“What can students do to facilitate similar conversations?”
The first question, addressed to a panel convened by a local college to discuss religious liberty in light of LGBT rights, came from the college’s own President. Sitting at the end of the tabled line with an imam, a rabbi, and the CEO of an LGBT rights group, I reached first for the microphone and answered.
“Move toward ‘the other’ in good faith, and do not assume that they are your enemy.”
Nadine Smith, CEO of Equality Florida, who is an African-American and a lesbian, answered that, yes, in the workplace we can have a sort of collegial friendliness. She talked about a racist boss, who would say horrible things about Mexicans and about black people. “I can have conversations with him in the workplace, but I’m not going to invite him over to my house to eat at the table with my wife and son.”
Novelist Zadie Smith, would probably have disagreed with me too.

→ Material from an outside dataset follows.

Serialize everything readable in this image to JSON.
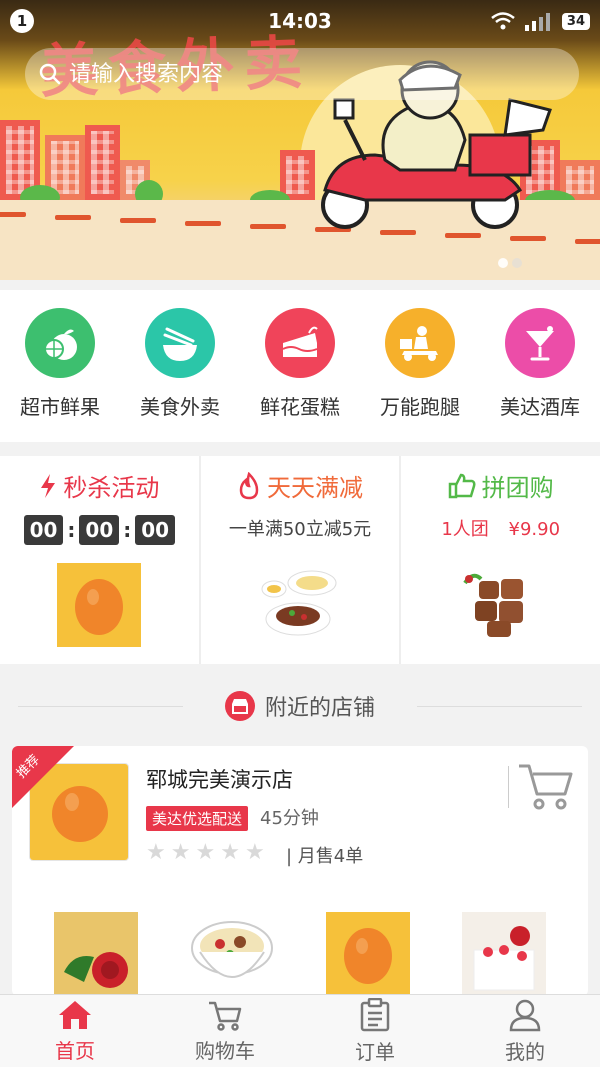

On NPR’s Fresh Air, she talked about speaking to someone in a taxicab who had let slip something offensive and bigoted. She explained that she didn’t see it as her role to correct that person, but that she finds it interesting to listen to.
“Not that I’d want to have them around for dinner,” she added.
These responses give me pause — that in my initial response to the question I had not accounted for the very real risk an oppressor could pose to the oppressed. In a very real sense, the other is often not just unfamiliar, but deeply dangerous, not just a stranger, but an enemy. And, in one sense, I would never demand a marginalized person risk seating their oppressor at the table in their own home. It brushes against the grain of every instinct I have as someone with his head at least partially pulled out of the sand in terms of majority-minority, oppressor-oppressed dynamics.
How, then, do I reconcile this impulse with another one echoing through the ethics of Jesus and his Bible?
A Jesus who says, Love your enemies.
A Bible that sings about God spreading tables for his people in the presence of such enemies.
A God who commands his always minority people to feed and water our hungry and thirsty oppressors.
An ethical vision that demands that pastors practice “hospitality,” which literally means “a lover of the stranger,” an other-lover.
A Jesus who called Crooked Matthew the tax collector to follow him, inviting him to dinner with the rest of the ruffians. To the point of hearing the religious watchdogs accuse him, “He eats with tax collectors and sinners.”
I’m not clear on how all the pieces connect. But I am clear that if other-loving and enemy-feeding is the way of Jesus, then the least I can do for strangers and enemies is risk inviting them over for dinner sometimes.
“I think those are exactly the kinds of conversations that need to happen,” I responded to Nadine, “With people we perceive as our enemies, at real tables in our real lives.”
This echoes what Ann Voskamp recently wrote about worshipping and eating with refugees.
Maybe we don’t lock our doors tighter, but open our doors wider.
Maybe the call of Christians isn’t as much to build taller gates, as it is to build longer tables.
Maybe, too, we need to be tabled with others and would-be enemies not only in a line with microphones and nametags, but encircled with mashed potatoes and turkey and pie.